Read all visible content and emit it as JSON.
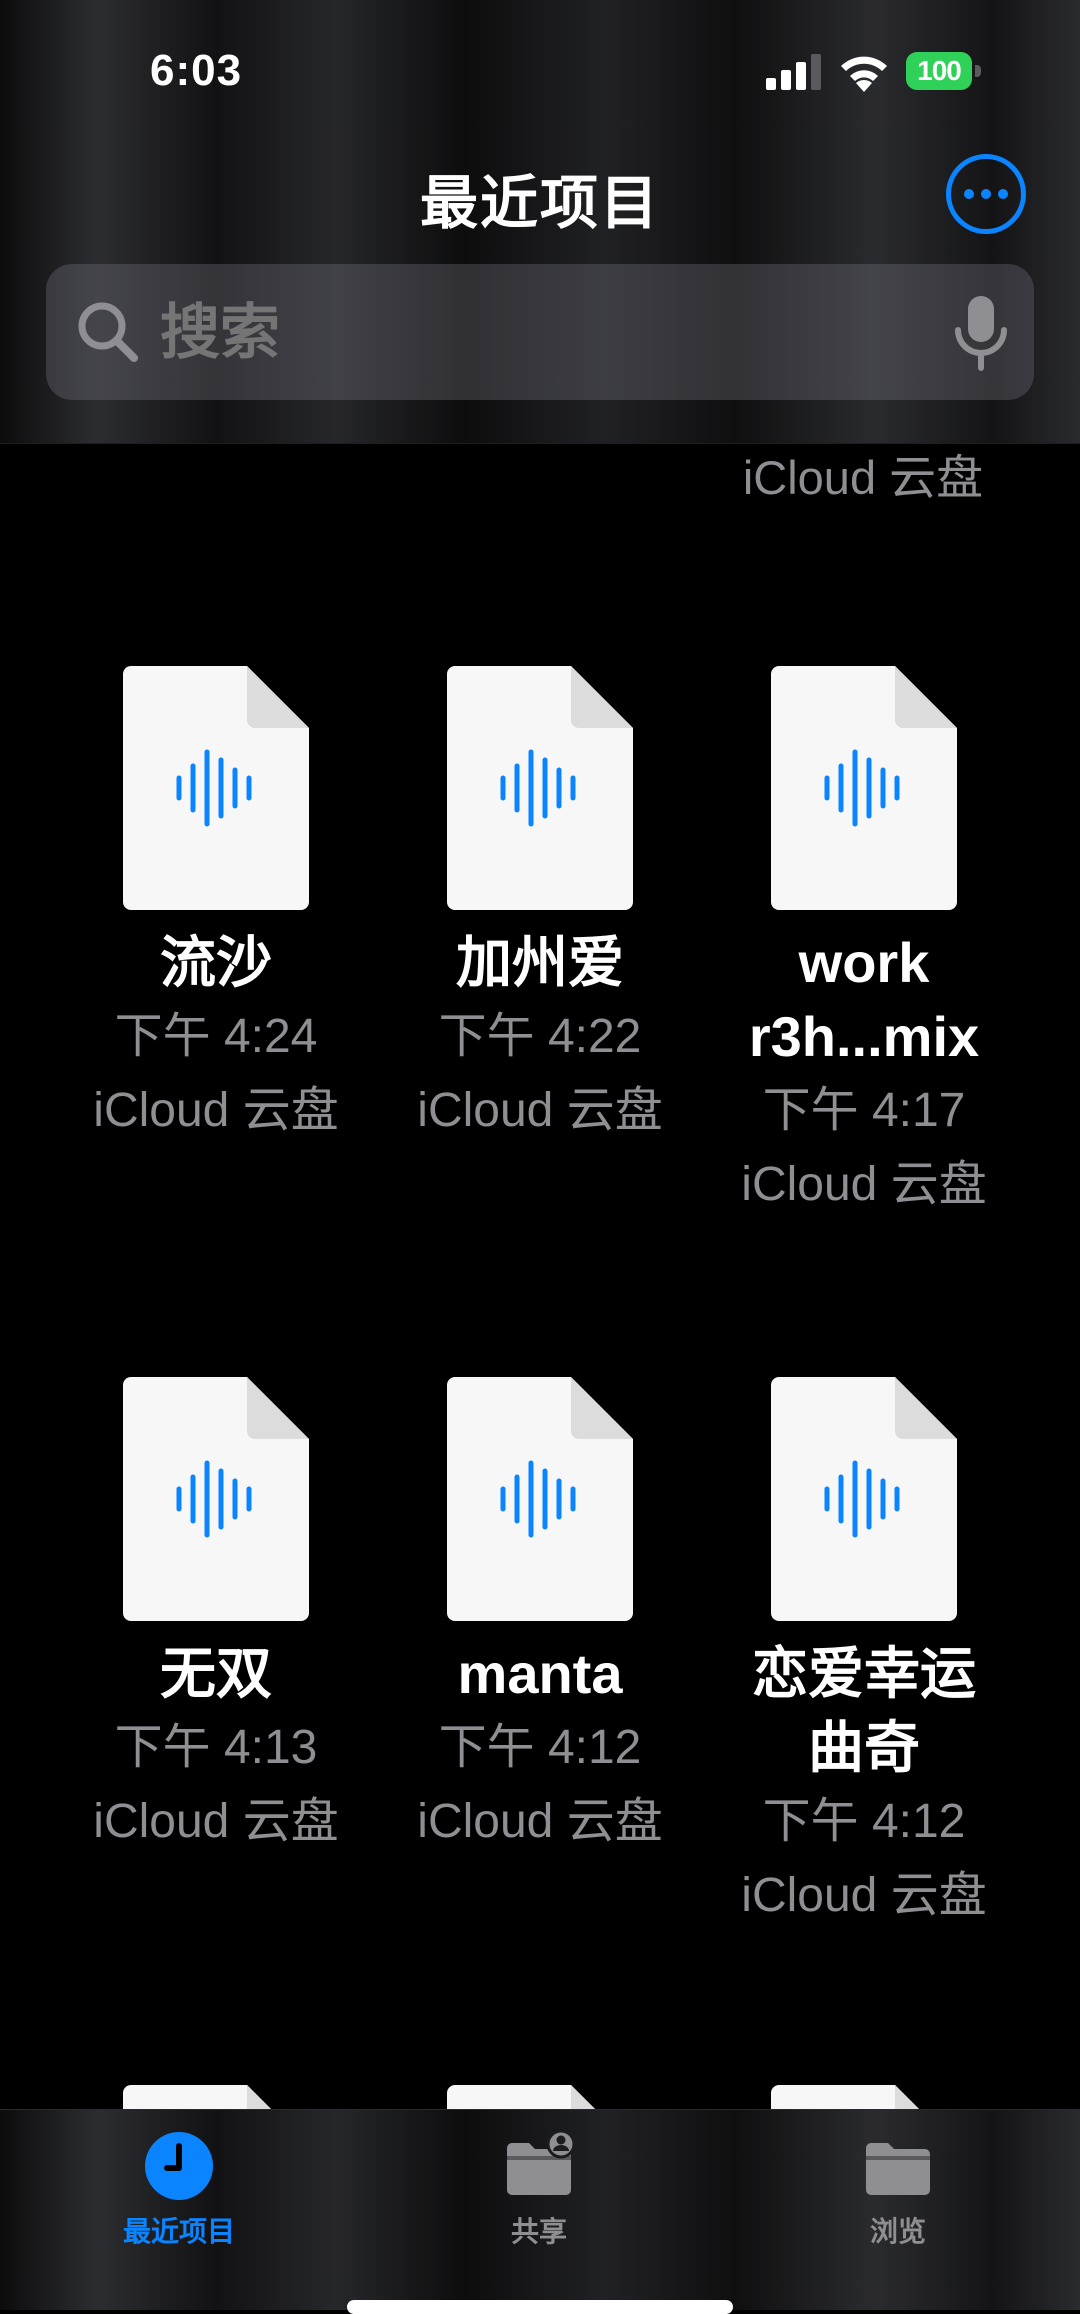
{
  "status_bar": {
    "time": "6:03",
    "battery": "100"
  },
  "nav": {
    "title": "最近项目"
  },
  "search": {
    "placeholder": "搜索"
  },
  "top_partial": {
    "location": "iCloud 云盘"
  },
  "files": [
    {
      "name": "流沙",
      "time": "下午 4:24",
      "location": "iCloud 云盘"
    },
    {
      "name": "加州爱",
      "time": "下午 4:22",
      "location": "iCloud 云盘"
    },
    {
      "name": "work r3h...mix",
      "time": "下午 4:17",
      "location": "iCloud 云盘"
    },
    {
      "name": "无双",
      "time": "下午 4:13",
      "location": "iCloud 云盘"
    },
    {
      "name": "manta",
      "time": "下午 4:12",
      "location": "iCloud 云盘"
    },
    {
      "name": "恋爱幸运曲奇",
      "time": "下午 4:12",
      "location": "iCloud 云盘"
    }
  ],
  "tabs": [
    {
      "label": "最近项目",
      "icon": "clock-icon",
      "active": true
    },
    {
      "label": "共享",
      "icon": "shared-folder-icon",
      "active": false
    },
    {
      "label": "浏览",
      "icon": "folder-icon",
      "active": false
    }
  ],
  "colors": {
    "accent": "#0a84ff",
    "secondary_text": "#8e8e93",
    "battery": "#30d158",
    "background": "#000000"
  }
}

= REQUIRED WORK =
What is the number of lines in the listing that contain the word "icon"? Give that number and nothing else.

= RESPONSE =
3